* _YOUR OBJECTIVE_
Every line of the entries below that mentions "this" is to be copied out.

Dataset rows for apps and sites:
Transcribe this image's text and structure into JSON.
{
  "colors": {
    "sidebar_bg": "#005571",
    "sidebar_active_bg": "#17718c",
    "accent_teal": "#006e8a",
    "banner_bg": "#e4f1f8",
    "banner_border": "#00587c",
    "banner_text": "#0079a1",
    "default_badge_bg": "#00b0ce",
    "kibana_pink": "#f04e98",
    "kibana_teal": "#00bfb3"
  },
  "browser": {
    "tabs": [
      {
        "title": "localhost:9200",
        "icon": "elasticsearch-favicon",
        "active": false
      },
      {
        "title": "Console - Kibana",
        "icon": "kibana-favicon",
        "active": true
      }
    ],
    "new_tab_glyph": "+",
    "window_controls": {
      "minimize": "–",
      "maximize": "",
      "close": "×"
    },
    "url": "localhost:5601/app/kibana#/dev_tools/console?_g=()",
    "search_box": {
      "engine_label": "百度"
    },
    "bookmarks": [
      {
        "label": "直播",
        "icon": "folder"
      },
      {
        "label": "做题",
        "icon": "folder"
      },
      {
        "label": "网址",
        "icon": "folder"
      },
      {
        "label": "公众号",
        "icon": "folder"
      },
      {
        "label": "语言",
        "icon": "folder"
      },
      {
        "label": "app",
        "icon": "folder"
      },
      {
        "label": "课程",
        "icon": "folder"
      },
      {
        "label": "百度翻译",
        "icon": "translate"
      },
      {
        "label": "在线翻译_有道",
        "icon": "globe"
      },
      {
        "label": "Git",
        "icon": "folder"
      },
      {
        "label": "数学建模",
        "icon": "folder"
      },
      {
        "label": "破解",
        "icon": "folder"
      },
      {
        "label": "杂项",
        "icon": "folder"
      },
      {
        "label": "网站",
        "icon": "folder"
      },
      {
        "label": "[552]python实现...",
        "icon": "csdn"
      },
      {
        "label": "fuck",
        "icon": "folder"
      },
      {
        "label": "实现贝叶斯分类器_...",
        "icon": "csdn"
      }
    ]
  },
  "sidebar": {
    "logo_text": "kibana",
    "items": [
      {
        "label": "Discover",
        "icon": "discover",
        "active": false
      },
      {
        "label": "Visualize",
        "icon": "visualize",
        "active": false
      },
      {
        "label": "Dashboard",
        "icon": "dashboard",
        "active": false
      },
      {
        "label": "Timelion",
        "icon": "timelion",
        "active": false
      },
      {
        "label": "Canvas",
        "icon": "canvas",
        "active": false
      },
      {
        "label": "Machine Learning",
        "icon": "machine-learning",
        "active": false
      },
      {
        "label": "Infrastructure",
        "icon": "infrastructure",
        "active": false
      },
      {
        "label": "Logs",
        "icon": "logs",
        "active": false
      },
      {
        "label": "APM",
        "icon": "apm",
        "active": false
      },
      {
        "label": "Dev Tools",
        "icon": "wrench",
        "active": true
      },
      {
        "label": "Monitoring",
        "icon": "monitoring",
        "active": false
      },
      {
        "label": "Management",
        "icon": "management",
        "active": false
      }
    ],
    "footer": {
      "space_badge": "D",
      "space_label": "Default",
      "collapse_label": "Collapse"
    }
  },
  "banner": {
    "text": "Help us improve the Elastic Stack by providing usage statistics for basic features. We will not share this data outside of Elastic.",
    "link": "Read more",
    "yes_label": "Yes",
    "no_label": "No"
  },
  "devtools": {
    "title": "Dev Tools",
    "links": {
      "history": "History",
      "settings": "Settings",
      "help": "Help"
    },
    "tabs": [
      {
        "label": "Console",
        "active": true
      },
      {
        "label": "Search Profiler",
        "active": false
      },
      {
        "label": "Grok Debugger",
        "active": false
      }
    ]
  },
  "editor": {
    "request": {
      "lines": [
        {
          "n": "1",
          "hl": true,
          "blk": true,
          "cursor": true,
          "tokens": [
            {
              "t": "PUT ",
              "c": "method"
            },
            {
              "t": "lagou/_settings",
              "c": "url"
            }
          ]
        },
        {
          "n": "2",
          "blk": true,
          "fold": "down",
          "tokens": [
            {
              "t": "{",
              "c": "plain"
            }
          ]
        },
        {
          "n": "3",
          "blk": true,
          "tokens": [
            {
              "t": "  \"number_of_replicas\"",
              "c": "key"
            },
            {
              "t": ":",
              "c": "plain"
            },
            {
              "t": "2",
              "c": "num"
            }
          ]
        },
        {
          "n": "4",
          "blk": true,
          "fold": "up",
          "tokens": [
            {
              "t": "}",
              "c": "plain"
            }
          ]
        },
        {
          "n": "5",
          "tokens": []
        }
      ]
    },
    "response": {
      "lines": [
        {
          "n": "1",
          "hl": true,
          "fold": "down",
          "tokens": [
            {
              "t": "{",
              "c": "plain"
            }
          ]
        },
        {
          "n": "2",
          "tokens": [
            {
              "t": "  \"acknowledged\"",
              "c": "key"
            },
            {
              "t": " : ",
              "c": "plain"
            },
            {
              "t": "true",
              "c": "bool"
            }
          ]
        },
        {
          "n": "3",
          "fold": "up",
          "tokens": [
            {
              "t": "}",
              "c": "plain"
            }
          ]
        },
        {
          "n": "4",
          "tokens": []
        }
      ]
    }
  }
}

* _ANSWER BOX_
Transcribe this image's text and structure into JSON.
    "text": "Help us improve the Elastic Stack by providing usage statistics for basic features. We will not share this data outside of Elastic.",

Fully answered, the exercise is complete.